**REQUIRED ACTION**: Your answer should consist of the lines in the following data that contain "figure".
(DATASET ENTRIES)
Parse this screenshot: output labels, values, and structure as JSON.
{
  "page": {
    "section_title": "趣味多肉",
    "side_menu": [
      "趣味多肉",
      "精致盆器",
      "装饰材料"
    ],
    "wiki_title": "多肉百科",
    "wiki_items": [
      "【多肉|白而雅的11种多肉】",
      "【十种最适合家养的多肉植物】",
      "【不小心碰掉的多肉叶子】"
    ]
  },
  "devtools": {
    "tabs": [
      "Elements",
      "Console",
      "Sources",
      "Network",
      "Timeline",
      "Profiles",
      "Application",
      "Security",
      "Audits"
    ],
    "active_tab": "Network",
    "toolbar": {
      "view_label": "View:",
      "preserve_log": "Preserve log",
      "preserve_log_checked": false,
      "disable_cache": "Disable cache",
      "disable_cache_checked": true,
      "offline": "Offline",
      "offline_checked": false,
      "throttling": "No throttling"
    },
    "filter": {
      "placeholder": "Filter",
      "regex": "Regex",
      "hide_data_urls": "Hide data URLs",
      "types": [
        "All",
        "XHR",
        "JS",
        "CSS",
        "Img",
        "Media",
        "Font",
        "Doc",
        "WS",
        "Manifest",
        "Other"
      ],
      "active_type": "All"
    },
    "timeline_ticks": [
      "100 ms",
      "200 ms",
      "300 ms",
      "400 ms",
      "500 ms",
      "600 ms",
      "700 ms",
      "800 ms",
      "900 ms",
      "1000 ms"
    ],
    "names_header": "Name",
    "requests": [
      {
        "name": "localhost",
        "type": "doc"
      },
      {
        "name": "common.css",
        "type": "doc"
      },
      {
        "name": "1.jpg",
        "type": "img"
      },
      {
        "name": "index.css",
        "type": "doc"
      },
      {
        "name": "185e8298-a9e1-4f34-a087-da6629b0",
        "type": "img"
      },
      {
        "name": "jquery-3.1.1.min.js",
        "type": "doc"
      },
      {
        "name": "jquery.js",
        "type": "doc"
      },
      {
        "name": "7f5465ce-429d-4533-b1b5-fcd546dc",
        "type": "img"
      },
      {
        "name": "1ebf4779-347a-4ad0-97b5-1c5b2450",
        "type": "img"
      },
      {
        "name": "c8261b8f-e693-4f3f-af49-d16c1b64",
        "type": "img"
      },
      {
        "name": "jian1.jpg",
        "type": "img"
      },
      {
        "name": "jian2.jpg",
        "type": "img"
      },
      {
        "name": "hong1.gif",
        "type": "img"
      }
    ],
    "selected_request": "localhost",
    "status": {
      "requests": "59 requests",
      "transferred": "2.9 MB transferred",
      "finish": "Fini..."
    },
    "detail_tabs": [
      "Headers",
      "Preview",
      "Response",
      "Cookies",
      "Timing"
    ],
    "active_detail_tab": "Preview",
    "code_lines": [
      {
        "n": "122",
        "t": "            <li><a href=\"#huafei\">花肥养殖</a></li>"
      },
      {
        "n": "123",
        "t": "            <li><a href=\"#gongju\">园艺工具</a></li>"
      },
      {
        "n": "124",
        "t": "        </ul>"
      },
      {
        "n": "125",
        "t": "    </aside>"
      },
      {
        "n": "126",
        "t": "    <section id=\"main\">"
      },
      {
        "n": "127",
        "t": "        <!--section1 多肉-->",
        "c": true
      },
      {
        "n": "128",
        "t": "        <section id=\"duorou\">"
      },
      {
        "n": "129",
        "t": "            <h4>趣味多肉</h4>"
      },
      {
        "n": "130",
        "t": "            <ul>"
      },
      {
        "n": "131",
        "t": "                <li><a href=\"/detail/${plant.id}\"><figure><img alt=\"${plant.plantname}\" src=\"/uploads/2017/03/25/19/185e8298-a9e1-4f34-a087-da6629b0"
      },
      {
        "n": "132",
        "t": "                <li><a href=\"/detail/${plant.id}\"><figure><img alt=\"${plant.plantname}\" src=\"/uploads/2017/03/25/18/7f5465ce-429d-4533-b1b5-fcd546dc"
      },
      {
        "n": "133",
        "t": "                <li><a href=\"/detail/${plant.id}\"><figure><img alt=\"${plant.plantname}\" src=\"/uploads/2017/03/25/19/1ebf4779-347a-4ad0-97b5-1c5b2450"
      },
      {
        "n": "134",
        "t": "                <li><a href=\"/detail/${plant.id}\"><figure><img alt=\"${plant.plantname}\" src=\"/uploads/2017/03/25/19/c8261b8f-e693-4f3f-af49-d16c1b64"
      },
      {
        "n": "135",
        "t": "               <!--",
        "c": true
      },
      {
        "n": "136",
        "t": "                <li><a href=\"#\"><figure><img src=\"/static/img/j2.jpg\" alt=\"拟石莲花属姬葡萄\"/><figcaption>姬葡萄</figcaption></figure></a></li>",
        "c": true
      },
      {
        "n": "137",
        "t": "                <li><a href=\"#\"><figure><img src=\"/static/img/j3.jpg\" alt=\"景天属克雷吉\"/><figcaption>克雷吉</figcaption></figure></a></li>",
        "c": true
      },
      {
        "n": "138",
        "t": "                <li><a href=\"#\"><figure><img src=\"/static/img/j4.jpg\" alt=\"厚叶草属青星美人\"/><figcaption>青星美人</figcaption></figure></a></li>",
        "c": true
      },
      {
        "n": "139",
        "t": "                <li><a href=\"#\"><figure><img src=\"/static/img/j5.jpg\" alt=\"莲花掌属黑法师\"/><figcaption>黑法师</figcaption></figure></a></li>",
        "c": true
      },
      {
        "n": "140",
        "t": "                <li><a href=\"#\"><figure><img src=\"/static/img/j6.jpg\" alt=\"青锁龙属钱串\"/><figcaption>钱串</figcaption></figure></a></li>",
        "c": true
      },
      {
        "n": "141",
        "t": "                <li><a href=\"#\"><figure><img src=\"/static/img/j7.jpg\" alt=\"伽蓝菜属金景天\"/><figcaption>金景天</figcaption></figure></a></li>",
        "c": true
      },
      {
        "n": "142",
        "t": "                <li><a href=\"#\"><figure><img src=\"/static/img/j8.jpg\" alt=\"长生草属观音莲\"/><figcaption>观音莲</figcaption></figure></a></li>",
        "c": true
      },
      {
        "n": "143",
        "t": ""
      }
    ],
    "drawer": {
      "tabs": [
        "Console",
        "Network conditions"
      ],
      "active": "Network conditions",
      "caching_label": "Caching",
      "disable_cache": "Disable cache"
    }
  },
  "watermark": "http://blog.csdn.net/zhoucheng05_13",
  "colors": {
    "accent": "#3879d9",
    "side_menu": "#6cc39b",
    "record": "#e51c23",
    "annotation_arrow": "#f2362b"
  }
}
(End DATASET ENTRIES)
**SOLUTION TO THIS TASK**:
        "t": "                <li><a href=\"/detail/${plant.id}\"><figure><img alt=\"${plant.plantname}\" src=\"/uploads/2017/03/25/19/185e8298-a9e1-4f34-a087-da6629b0"
        "t": "                <li><a href=\"/detail/${plant.id}\"><figure><img alt=\"${plant.plantname}\" src=\"/uploads/2017/03/25/18/7f5465ce-429d-4533-b1b5-fcd546dc"
        "t": "                <li><a href=\"/detail/${plant.id}\"><figure><img alt=\"${plant.plantname}\" src=\"/uploads/2017/03/25/19/1ebf4779-347a-4ad0-97b5-1c5b2450"
        "t": "                <li><a href=\"/detail/${plant.id}\"><figure><img alt=\"${plant.plantname}\" src=\"/uploads/2017/03/25/19/c8261b8f-e693-4f3f-af49-d16c1b64"
        "t": "                <li><a href=\"#\"><figure><img src=\"/static/img/j2.jpg\" alt=\"拟石莲花属姬葡萄\"/><figcaption>姬葡萄</figcaption></figure></a></li>",
        "t": "                <li><a href=\"#\"><figure><img src=\"/static/img/j3.jpg\" alt=\"景天属克雷吉\"/><figcaption>克雷吉</figcaption></figure></a></li>",
        "t": "                <li><a href=\"#\"><figure><img src=\"/static/img/j4.jpg\" alt=\"厚叶草属青星美人\"/><figcaption>青星美人</figcaption></figure></a></li>",
        "t": "                <li><a href=\"#\"><figure><img src=\"/static/img/j5.jpg\" alt=\"莲花掌属黑法师\"/><figcaption>黑法师</figcaption></figure></a></li>",
        "t": "                <li><a href=\"#\"><figure><img src=\"/static/img/j6.jpg\" alt=\"青锁龙属钱串\"/><figcaption>钱串</figcaption></figure></a></li>",
        "t": "                <li><a href=\"#\"><figure><img src=\"/static/img/j7.jpg\" alt=\"伽蓝菜属金景天\"/><figcaption>金景天</figcaption></figure></a></li>",
        "t": "                <li><a href=\"#\"><figure><img src=\"/static/img/j8.jpg\" alt=\"长生草属观音莲\"/><figcaption>观音莲</figcaption></figure></a></li>",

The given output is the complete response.